— What is expected —
Only the text should come through, so restate the listing exactly and drop its images.

— Data supplied —
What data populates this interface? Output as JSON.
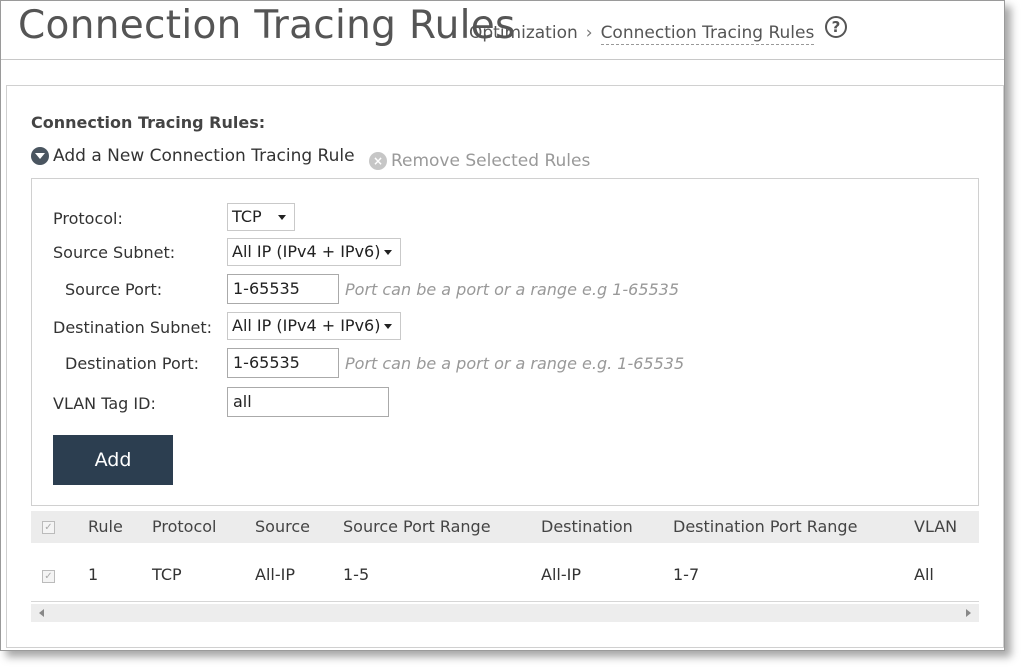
{
  "header": {
    "title": "Connection Tracing Rules",
    "breadcrumb": [
      "Optimization",
      "Connection Tracing Rules"
    ],
    "breadcrumb_separator": "›",
    "help_icon": "?"
  },
  "section": {
    "label": "Connection Tracing Rules:",
    "add_action": "Add a New Connection Tracing Rule",
    "remove_action": "Remove Selected Rules"
  },
  "form": {
    "protocol_label": "Protocol:",
    "protocol_value": "TCP",
    "source_subnet_label": "Source Subnet:",
    "source_subnet_value": "All IP (IPv4 + IPv6)",
    "source_port_label": "Source Port:",
    "source_port_value": "1-65535",
    "source_port_hint": "Port can be a port or a range e.g 1-65535",
    "dest_subnet_label": "Destination Subnet:",
    "dest_subnet_value": "All IP (IPv4 + IPv6)",
    "dest_port_label": "Destination Port:",
    "dest_port_value": "1-65535",
    "dest_port_hint": "Port can be a port or a range e.g. 1-65535",
    "vlan_label": "VLAN Tag ID:",
    "vlan_value": "all",
    "add_button": "Add"
  },
  "table": {
    "columns": [
      "Rule",
      "Protocol",
      "Source",
      "Source Port Range",
      "Destination",
      "Destination Port Range",
      "VLAN"
    ],
    "rows": [
      [
        "1",
        "TCP",
        "All-IP",
        "1-5",
        "All-IP",
        "1-7",
        "All"
      ]
    ]
  },
  "colors": {
    "button_bg": "#2c3e50",
    "header_row_bg": "#ececec",
    "hint_text": "#999999"
  }
}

— Output for this task —
What data populates this interface? Output as JSON.
{
  "header": {
    "title": "Connection Tracing Rules",
    "breadcrumb": [
      "Optimization",
      "Connection Tracing Rules"
    ],
    "breadcrumb_separator": "›",
    "help_icon": "?"
  },
  "section": {
    "label": "Connection Tracing Rules:",
    "add_action": "Add a New Connection Tracing Rule",
    "remove_action": "Remove Selected Rules"
  },
  "form": {
    "protocol_label": "Protocol:",
    "protocol_value": "TCP",
    "source_subnet_label": "Source Subnet:",
    "source_subnet_value": "All IP (IPv4 + IPv6)",
    "source_port_label": "Source Port:",
    "source_port_value": "1-65535",
    "source_port_hint": "Port can be a port or a range e.g 1-65535",
    "dest_subnet_label": "Destination Subnet:",
    "dest_subnet_value": "All IP (IPv4 + IPv6)",
    "dest_port_label": "Destination Port:",
    "dest_port_value": "1-65535",
    "dest_port_hint": "Port can be a port or a range e.g. 1-65535",
    "vlan_label": "VLAN Tag ID:",
    "vlan_value": "all",
    "add_button": "Add"
  },
  "table": {
    "columns": [
      "Rule",
      "Protocol",
      "Source",
      "Source Port Range",
      "Destination",
      "Destination Port Range",
      "VLAN"
    ],
    "rows": [
      [
        "1",
        "TCP",
        "All-IP",
        "1-5",
        "All-IP",
        "1-7",
        "All"
      ]
    ]
  },
  "colors": {
    "button_bg": "#2c3e50",
    "header_row_bg": "#ececec",
    "hint_text": "#999999"
  }
}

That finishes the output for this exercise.